Home-made muesli bars or some other bar or slice – flapjack made with rolled oats is cheap and tasty and really easy to make
Freeze small scones, savoury or sweet, that can be pulled out of the freezer as required
Muffins small or regular freeze well and will be defrosted by morning tea time – we bake a batch each week and freeze them
You will need a “main event”- sandwich, roll, crackers, sushi, rice salad, left over pasta salad or noodles, piece of quiche or pizza from a previous meal, cold sausage or one of my mighty cheese scrolls…
1. Keep treat foods as treats:
Chippies etc aren’t everyday snacks, they’re occasional or "treat" foods. Yes the kids will moan, but as parents we get to make the nutritional decision’s, not the kids.
2. Use bribery and corruption:
If they’ve eaten their lunch properly all week, done their homework and learned the spelling words (or whatever is important that week) they can choose a treat to include in the lunch box once a week.
3. Keep it simple:
Adults are attracted to complicated sandwich fillings, kids often aren’t. Particularly if the filling makes the sandwich soggy. Instead of a big fat juicy ham and salad sandwich try a simple ham sandwich, then pack cherry tomatoes and some carrot sticks or snow peas to eat separately.
4. Keep portions small:
Marketers understand that kids love little portions so they package accordingly. Use small reusable containers and bags for kid size snacks. Older kids can stuff a small portion in their pocket to eat while they amble around chatting.
5. Include some of the 5+ a day in little portions:
Raisins or dried apricots, grapes or strawberries, baby carrots or bean sprouts. Natural nibbly things. Avoid large apples, whole oranges and bananas – they’re all too often left uneaten as they take too long, interfering with playtime/socialising.
6. Talk about healthy choices:
They’ll begin to notice and talk about who has a healthy lunch and who doesn’t. That doesn’t mean they won’t still moan or “forget” to eat theirs.
7. Don’t disparage spreads:
Peanut butter, honey, marmite or jam makes a quick, tasty, cheap sandwich. It doesn’t have to be a banquet every day.
8. Spend less on pre-packaged snack foods:
Redirect the money to appealing, healthy fresh foods, baby carrots, cherry tomatoes, dried fruits and nuts.
Swap the regular lunch order or tuck shop lunch for a once a term outing, movie voucher or game credit…
Limit lunch orders and tuck shop purchases to once a week:
And choose just one item off the lunch order menu instead of a whole meal.
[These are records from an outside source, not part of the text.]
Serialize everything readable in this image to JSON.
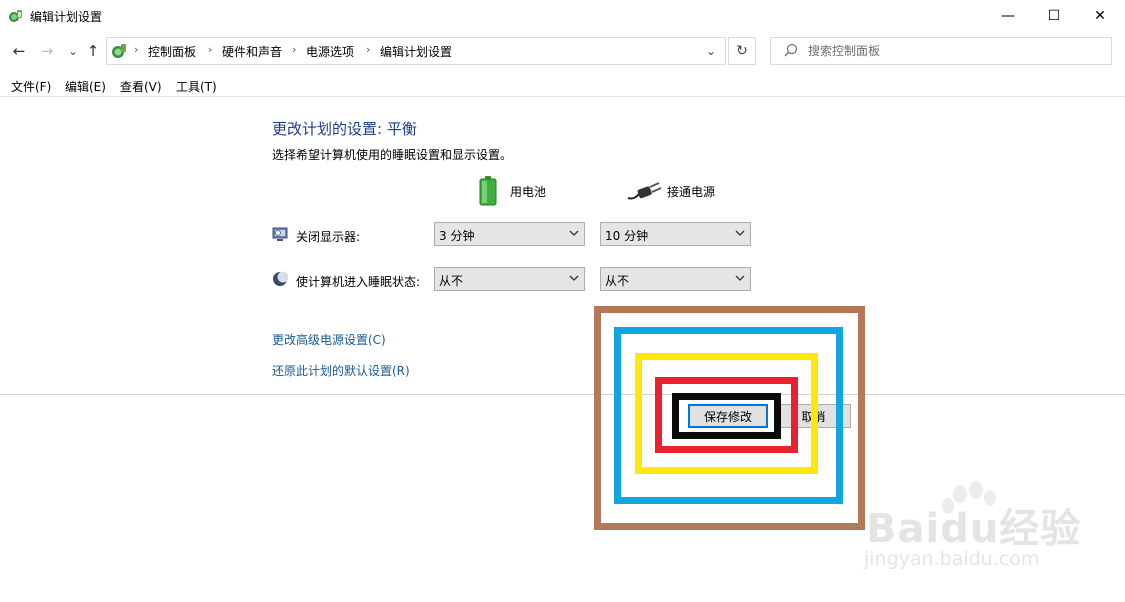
{
  "window": {
    "title": "编辑计划设置",
    "minimize_glyph": "—",
    "maximize_glyph": "☐",
    "close_glyph": "✕",
    "icon": "power-options-icon"
  },
  "nav": {
    "back_glyph": "←",
    "forward_glyph": "→",
    "recent_glyph": "⌄",
    "up_glyph": "↑",
    "refresh_glyph": "↻",
    "dropdown_glyph": "⌄"
  },
  "breadcrumb": [
    "控制面板",
    "硬件和声音",
    "电源选项",
    "编辑计划设置"
  ],
  "breadcrumb_sep": "›",
  "search": {
    "placeholder": "搜索控制面板"
  },
  "menu": [
    "文件(F)",
    "编辑(E)",
    "查看(V)",
    "工具(T)"
  ],
  "content": {
    "title": "更改计划的设置: 平衡",
    "subtitle": "选择希望计算机使用的睡眠设置和显示设置。",
    "columns": {
      "battery": "用电池",
      "plugged": "接通电源"
    },
    "rows": [
      {
        "label": "关闭显示器:",
        "battery": "3 分钟",
        "plugged": "10 分钟"
      },
      {
        "label": "使计算机进入睡眠状态:",
        "battery": "从不",
        "plugged": "从不"
      }
    ],
    "links": {
      "advanced": "更改高级电源设置(C)",
      "restore": "还原此计划的默认设置(R)"
    }
  },
  "buttons": {
    "save": "保存修改",
    "cancel": "取消"
  },
  "colors": {
    "title_blue": "#1e3d8f",
    "link_blue": "#1a5a96",
    "highlight_brown": "#b3795a",
    "highlight_blue": "#11a6e0",
    "highlight_yellow": "#ffe70a",
    "highlight_red": "#e8222f",
    "highlight_black": "#0a0a0a"
  },
  "watermark": {
    "brand": "Baidu经验",
    "domain": "jingyan.baidu.com"
  }
}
They’ll still be hungry enough to eat the fruit and crackers in their lunch box.
While older kids should be able to make their own lunch, many (not all) teenagers would rather die of starvation or better yet buy something, than make it themselves.
Be realistic, either continue making it for them so they eat properly or leave it up to them and let them live with the consequences.
How the schools can help improve our kids health
Encourage the school tuck shop provider to sign up for the Heart Foundation approved school food program or contract a supplier who does healthy food, increasing numbers of colleges are doing this.
Ask the school to eliminate rubbish bins from the lunch area so uneaten food has to go home.
Only buy the healthy options from the tuck shop menu so those become the mainstays.
Suggest the school has a “zero waste month” That will eliminate all pre-packaged food from school for 4 weeks giving you a head start on the new regime.
Ask the school to put in place a monitored eating time. If the kids, whatever age have to sit for 20 minutes they might as well eat. If they are free to roam around, many of them will not bother.
Freeze ahead: Scones and muffins, muesli bars and sandwiches made with spread, water bottles, hummus in small re-usable pottles.
Buy wholegrain bread, rolls and crackers, if that’s all you have that’s what you’ll use
Plan your snacks:
Wholegrain crackers with a spread, rice crackers, popcorn, rice or corn thins, fruit, nuts, dried fruit, vegetables and hummus …
On Sunday night:
Chop carrot and celery sticks and store in fridge, hard boil eggs, make jellies and refrigerate, fill yoghurt pottles and prepare snacks such as raisins, nuts etc. in snack bags or pottles. Get the kids to help, make a list and keep on the fridge next time it’s their job.